— YOUR INSTRUCTIONS —
Where does the string "Quran" appear in the records? Copy each line that holds it.

— RECORDS FOR THE EXERCISE —
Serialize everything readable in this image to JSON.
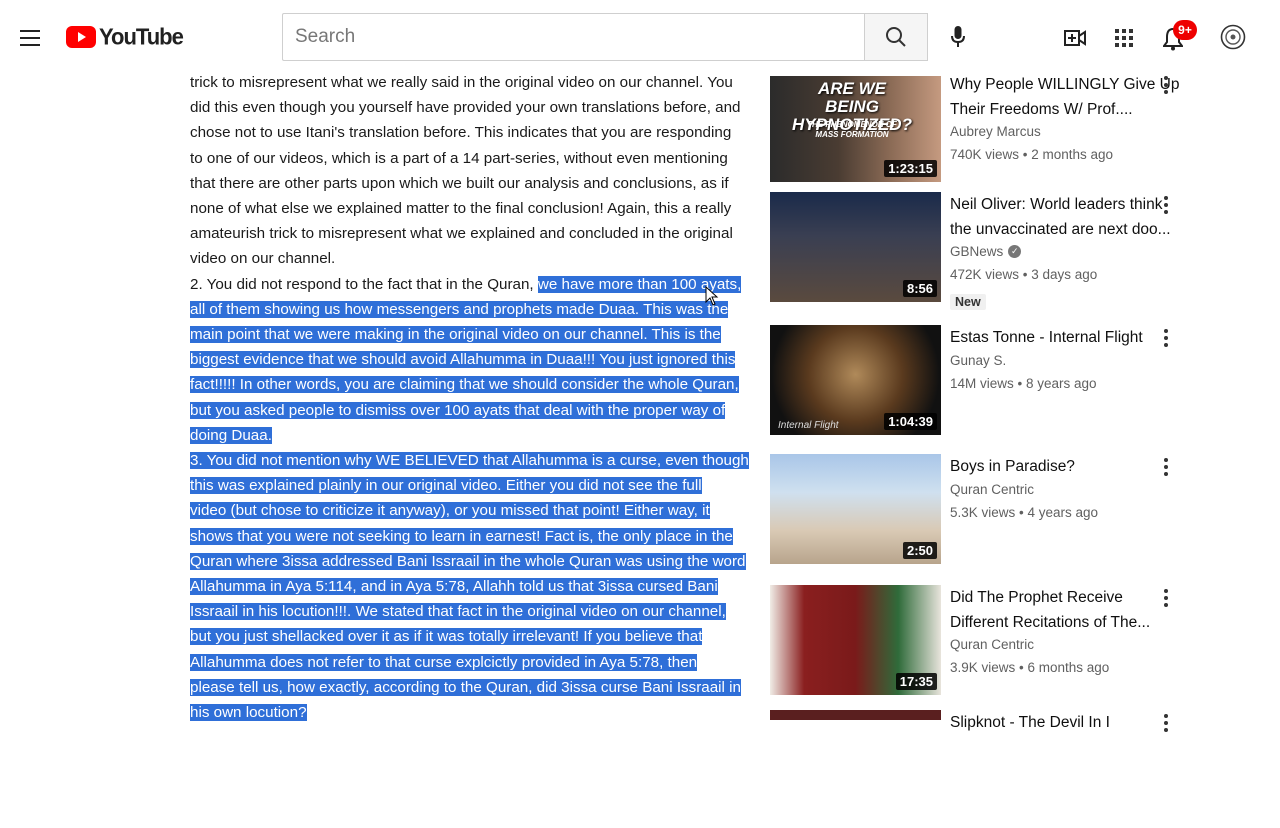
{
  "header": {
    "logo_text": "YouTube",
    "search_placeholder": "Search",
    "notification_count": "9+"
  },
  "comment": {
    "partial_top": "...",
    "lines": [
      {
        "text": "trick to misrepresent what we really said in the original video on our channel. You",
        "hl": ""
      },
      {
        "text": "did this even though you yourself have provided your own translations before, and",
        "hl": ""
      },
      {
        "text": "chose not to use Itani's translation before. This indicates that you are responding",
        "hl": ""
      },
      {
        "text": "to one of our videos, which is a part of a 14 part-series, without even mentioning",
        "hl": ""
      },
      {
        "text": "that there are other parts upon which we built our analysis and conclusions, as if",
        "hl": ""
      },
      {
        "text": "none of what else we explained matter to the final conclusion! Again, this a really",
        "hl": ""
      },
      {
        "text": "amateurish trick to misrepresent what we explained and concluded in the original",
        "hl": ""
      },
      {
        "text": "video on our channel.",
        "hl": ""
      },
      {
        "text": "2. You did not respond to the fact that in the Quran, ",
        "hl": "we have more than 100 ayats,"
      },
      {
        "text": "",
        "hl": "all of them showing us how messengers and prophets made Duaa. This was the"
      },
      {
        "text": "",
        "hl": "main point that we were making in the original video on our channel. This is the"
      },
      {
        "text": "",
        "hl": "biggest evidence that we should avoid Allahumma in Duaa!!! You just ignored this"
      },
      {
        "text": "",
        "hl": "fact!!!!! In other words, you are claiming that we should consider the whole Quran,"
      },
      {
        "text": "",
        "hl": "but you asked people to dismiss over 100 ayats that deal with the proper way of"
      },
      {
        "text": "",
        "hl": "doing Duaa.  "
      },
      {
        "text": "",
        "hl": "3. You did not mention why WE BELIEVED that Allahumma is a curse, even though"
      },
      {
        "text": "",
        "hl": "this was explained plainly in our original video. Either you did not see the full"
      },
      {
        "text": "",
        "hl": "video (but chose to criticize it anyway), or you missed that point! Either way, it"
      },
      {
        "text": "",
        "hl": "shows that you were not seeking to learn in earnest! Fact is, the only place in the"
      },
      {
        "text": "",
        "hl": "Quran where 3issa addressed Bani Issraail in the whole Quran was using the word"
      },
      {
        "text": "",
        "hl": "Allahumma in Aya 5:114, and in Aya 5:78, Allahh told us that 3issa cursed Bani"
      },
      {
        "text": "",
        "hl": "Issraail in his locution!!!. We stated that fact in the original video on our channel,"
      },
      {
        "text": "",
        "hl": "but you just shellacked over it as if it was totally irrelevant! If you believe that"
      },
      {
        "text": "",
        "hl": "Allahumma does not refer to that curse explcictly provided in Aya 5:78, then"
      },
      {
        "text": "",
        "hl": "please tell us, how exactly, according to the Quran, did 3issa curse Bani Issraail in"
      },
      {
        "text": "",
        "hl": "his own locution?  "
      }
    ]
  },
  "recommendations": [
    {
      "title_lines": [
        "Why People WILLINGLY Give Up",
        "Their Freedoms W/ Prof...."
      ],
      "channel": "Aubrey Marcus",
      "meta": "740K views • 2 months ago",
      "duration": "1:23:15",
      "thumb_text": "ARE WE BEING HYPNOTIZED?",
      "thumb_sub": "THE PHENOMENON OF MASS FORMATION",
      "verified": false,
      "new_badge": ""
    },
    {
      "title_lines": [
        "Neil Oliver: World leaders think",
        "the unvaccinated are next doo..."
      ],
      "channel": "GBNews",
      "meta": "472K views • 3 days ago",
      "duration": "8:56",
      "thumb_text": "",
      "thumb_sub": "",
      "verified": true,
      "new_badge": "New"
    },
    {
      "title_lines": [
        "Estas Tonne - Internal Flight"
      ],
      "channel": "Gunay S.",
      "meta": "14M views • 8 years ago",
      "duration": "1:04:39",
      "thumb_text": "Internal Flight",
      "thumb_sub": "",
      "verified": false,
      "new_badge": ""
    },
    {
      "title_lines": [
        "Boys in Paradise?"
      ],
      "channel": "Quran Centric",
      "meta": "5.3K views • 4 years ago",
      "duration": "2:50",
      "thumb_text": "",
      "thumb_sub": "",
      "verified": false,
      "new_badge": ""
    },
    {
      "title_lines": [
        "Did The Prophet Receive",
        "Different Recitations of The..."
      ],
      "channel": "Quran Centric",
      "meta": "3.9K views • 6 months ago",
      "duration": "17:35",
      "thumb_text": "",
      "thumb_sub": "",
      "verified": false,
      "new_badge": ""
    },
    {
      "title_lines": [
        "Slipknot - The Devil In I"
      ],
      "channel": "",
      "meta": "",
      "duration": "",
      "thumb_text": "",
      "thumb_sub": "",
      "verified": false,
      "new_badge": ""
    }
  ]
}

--

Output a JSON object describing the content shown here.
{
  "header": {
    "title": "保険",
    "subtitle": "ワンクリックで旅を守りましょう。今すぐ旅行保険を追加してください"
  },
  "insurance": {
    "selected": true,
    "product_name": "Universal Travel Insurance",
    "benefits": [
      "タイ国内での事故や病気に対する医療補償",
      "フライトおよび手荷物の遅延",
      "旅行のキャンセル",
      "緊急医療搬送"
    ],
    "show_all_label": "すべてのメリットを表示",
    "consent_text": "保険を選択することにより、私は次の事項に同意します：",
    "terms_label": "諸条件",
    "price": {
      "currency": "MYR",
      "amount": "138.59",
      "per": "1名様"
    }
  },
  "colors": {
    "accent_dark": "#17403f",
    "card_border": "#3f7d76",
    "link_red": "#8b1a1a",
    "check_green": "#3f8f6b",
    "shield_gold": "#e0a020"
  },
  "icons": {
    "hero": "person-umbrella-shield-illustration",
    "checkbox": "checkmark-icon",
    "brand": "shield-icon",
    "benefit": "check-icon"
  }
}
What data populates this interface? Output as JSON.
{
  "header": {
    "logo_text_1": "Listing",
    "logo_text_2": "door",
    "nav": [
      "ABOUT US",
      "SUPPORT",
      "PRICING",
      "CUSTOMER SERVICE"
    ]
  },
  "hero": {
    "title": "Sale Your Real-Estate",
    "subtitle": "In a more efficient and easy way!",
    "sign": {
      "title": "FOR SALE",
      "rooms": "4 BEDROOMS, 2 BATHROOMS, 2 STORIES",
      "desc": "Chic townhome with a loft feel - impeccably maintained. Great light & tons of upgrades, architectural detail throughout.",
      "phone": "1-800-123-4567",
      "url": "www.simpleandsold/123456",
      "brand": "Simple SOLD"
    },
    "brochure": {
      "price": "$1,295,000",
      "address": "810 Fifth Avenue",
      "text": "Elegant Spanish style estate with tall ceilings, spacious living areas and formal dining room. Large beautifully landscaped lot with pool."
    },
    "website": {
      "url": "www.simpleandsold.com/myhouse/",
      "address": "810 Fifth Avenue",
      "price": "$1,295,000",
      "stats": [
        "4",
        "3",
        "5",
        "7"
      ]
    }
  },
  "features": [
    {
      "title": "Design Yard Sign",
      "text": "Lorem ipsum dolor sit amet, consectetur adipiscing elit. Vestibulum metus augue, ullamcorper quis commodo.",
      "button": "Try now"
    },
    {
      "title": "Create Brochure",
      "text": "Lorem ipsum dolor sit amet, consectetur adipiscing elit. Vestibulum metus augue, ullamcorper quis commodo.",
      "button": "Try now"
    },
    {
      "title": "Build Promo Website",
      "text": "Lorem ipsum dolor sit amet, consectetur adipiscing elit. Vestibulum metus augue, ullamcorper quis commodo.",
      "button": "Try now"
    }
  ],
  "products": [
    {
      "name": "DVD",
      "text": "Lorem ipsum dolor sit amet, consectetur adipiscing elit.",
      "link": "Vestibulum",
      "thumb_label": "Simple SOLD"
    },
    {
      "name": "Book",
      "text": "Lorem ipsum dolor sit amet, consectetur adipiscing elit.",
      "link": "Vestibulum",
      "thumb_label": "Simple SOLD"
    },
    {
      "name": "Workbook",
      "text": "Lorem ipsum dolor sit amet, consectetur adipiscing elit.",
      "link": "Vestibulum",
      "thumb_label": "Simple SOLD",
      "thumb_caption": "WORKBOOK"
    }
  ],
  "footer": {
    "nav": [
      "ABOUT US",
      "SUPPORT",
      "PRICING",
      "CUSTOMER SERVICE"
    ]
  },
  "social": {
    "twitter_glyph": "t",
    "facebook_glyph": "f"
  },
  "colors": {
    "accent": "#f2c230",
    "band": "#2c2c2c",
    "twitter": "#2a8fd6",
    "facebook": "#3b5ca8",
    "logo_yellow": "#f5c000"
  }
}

— TASK ANSWER —
        "text": "2. You did not respond to the fact that in the Quran, ",
        "hl": "fact!!!!! In other words, you are claiming that we should consider the whole Quran,"
        "hl": "Quran where 3issa addressed Bani Issraail in the whole Quran was using the word"
        "hl": "please tell us, how exactly, according to the Quran, did 3issa curse Bani Issraail in"
      "channel": "Quran Centric",
      "channel": "Quran Centric",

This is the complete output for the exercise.